Entries from a dataset of interfaces
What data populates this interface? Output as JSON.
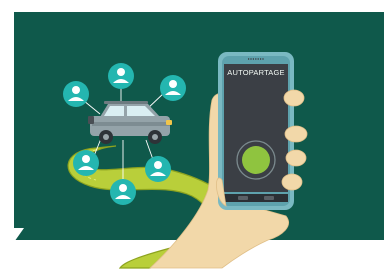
{
  "phone": {
    "app_title": "AUTOPARTAGE"
  },
  "icons": {
    "user_icons": [
      "user-icon-top-left",
      "user-icon-top-center",
      "user-icon-top-right",
      "user-icon-left",
      "user-icon-bottom-center",
      "user-icon-right"
    ],
    "vehicle": "suv-car-icon",
    "hand": "hand-holding-phone",
    "action_button": "circle-button-icon"
  },
  "colors": {
    "background": "#0f594b",
    "user_icon_fill": "#24b6b0",
    "road": "#b9cf3a",
    "road_edge": "#8da31f",
    "car_body": "#94a3a9",
    "phone_body": "#7ab9c2",
    "phone_screen": "#3b3f45",
    "phone_button": "#8fc43f",
    "hand": "#f2d8a9"
  }
}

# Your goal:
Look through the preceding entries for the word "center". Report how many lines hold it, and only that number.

# Solution to the problem:
2